By The Way

Crossing the rosehips    

Between treasuries

Feeling the sagging vervain

Brief swellings under the felly

Beneath forgotten cornices

Lying in the gully

The concrete stadium’s purring

Shovels on the foothills fizzling

thorns and winds

The sleep of dope


After the Pierrot of the broken glazing

The packages of spoon-fed florets

There is the padlocked mother

Standing hard and level on the surge   

Smelling colonial  

Tinged with mould and milfoil

Recounting many short shrifts

With large predatory gulls circling  


After estrangement

Approaching the round table

Passing the junk food to the right

The private detective

The bulges

The areas for parley

Coming upon the view

A sex and shopping blockbuster

Marshmallows underneath


Striking out from the civic centre

Under the vast yardang

Passions expertly shored with broken crayons

Laden with pangs stuck on with chewing gum

Armoured with brass

Lined with dried grating     old lint   

Seeking soft underground lactations

Covered by great standardized neuroses
   'Weird Nightmare', oil on canvas, 120 x 90cms, 2011


Thursday, 10 October 2013

Some October Morning

I had an unexpected window of opportunity to go out painting yesterday morning. So, I took my pachode painting box down to the site under the M5 just outside Smethwick where I have based my recent paintings. These paintings have been largely developed from photographs taken there at night with my photographer friend, Laura Gale, but I have been keen for some time to return in the day and try and make some ‘plein air’ paintings on the spot, possibly for inclusion in my forthcoming show at Nuneaton Museum and Art Gallery. I recently bought some nice wooden painting panels for this purpose.

Dropping off the main road and down onto the canal, it was interesting seeing the view again with fresh eyes as I emerged from a low, dank tunnel. I have been working for several months now on these recent paintings, and have felt very immersed in the location. So it was strange, yet pleasingly familiar, to see the large green factory staring unblinkingly at me as it has in two recent paintings, and begin to make out the shapes and forms that have appeared as mere silhouettes. 
I worked for nearly two hours on this small painting, which I’m not sure I actually like, but it hopefully may get the ball rolling to do some more. Eventually, the cold started to bite, and I could barely move my hands.

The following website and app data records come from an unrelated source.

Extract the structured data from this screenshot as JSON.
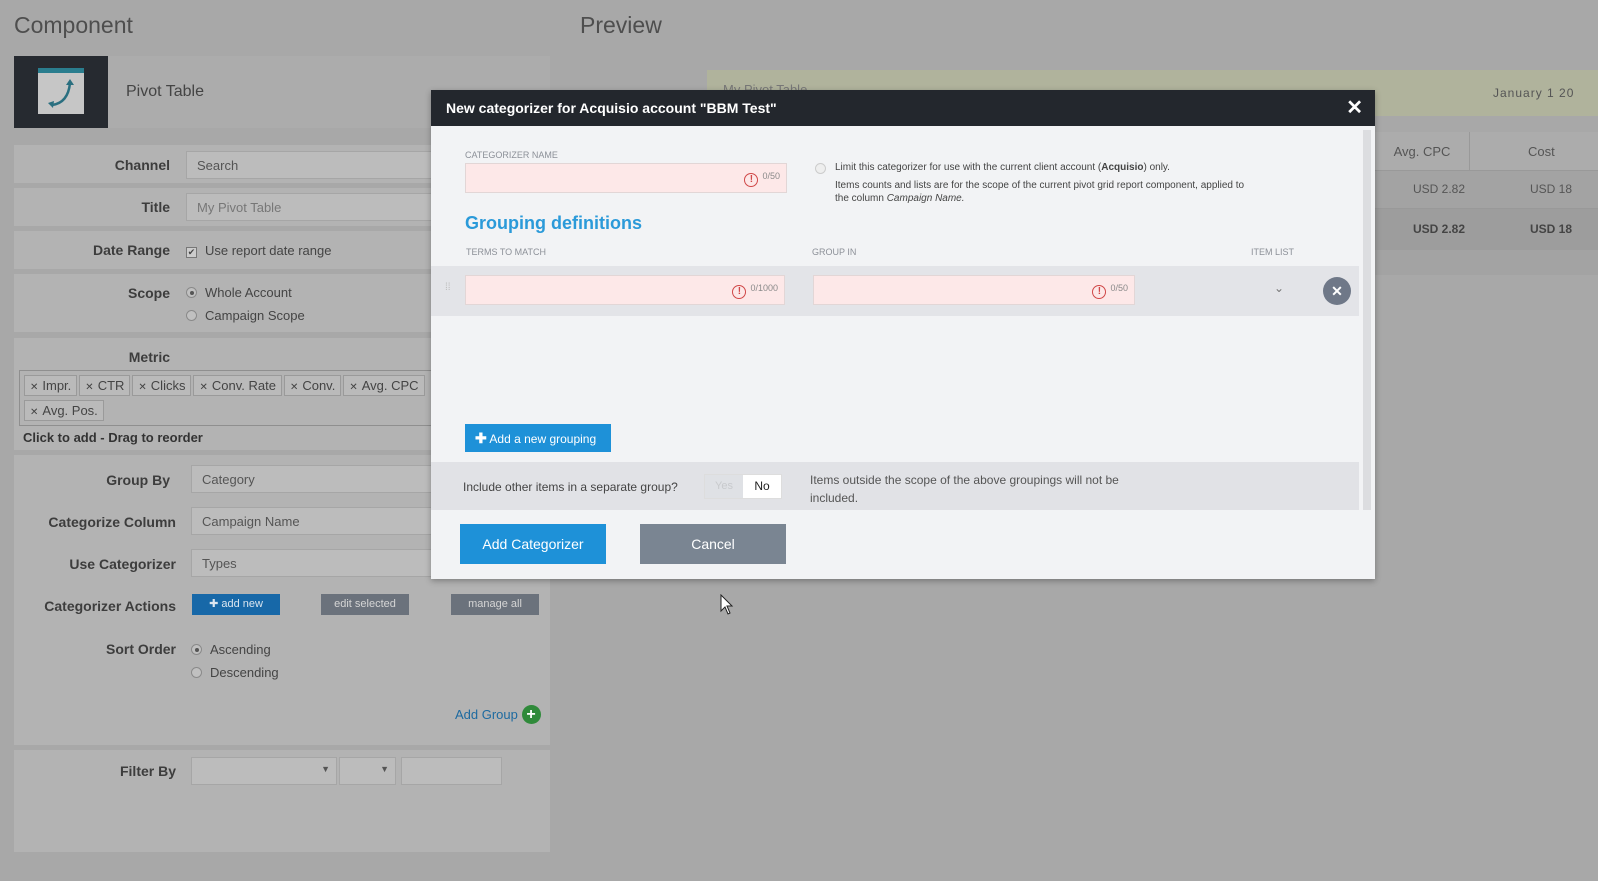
{
  "component": {
    "heading": "Component",
    "name": "Pivot Table",
    "fields": {
      "channel": {
        "label": "Channel",
        "value": "Search"
      },
      "title": {
        "label": "Title",
        "placeholder": "My Pivot Table"
      },
      "date_range": {
        "label": "Date Range",
        "option": "Use report date range",
        "checked": true
      },
      "scope": {
        "label": "Scope",
        "options": [
          "Whole Account",
          "Campaign Scope"
        ],
        "selected": "Whole Account"
      },
      "metric": {
        "label": "Metric",
        "tags": [
          "Impr.",
          "CTR",
          "Clicks",
          "Conv. Rate",
          "Conv.",
          "Avg. CPC",
          "Avg. Pos."
        ],
        "hint": "Click to add - Drag to reorder"
      },
      "group_by": {
        "label": "Group By",
        "value": "Category"
      },
      "categorize_column": {
        "label": "Categorize Column",
        "value": "Campaign Name"
      },
      "use_categorizer": {
        "label": "Use Categorizer",
        "value": "Types"
      },
      "actions": {
        "label": "Categorizer Actions",
        "add_new": "add new",
        "edit_selected": "edit selected",
        "manage_all": "manage all"
      },
      "sort_order": {
        "label": "Sort Order",
        "options": [
          "Ascending",
          "Descending"
        ],
        "selected": "Ascending"
      },
      "add_group": "Add Group",
      "filter_by": {
        "label": "Filter By"
      }
    }
  },
  "preview": {
    "heading": "Preview",
    "table_title": "My Pivot Table",
    "date": "January 1 20",
    "columns": [
      "Avg. CPC",
      "Cost"
    ],
    "rows": [
      [
        "USD 2.82",
        "USD 18"
      ],
      [
        "USD 2.82",
        "USD 18"
      ]
    ]
  },
  "modal": {
    "title": "New categorizer for Acquisio account \"BBM Test\"",
    "name_label": "CATEGORIZER NAME",
    "name_count": "0/50",
    "limit_text_pre": "Limit this categorizer for use with the current client account (",
    "limit_account": "Acquisio",
    "limit_text_post": ") only.",
    "scope_text": "Items counts and lists are for the scope of the current pivot grid report component, applied to the column ",
    "scope_column": "Campaign Name.",
    "grouping_heading": "Grouping definitions",
    "col_terms": "TERMS TO MATCH",
    "col_group": "GROUP IN",
    "col_items": "ITEM LIST",
    "terms_count": "0/1000",
    "group_count": "0/50",
    "add_grouping": "Add a new grouping",
    "include_question": "Include other items in a separate group?",
    "yes": "Yes",
    "no": "No",
    "toggle_selected": "No",
    "include_note": "Items outside the scope of the above groupings will not be included.",
    "submit": "Add Categorizer",
    "cancel": "Cancel"
  },
  "colors": {
    "accent": "#1e91d8",
    "header": "#23272d",
    "error_field": "#fde8e8",
    "add_group": "#2f8a3a"
  }
}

Funnily enough, this is actually when the painting started to get interesting. When my wife picked me up in the car, I couldn’t talk through my frozen lips. She didn’t seem to mind though…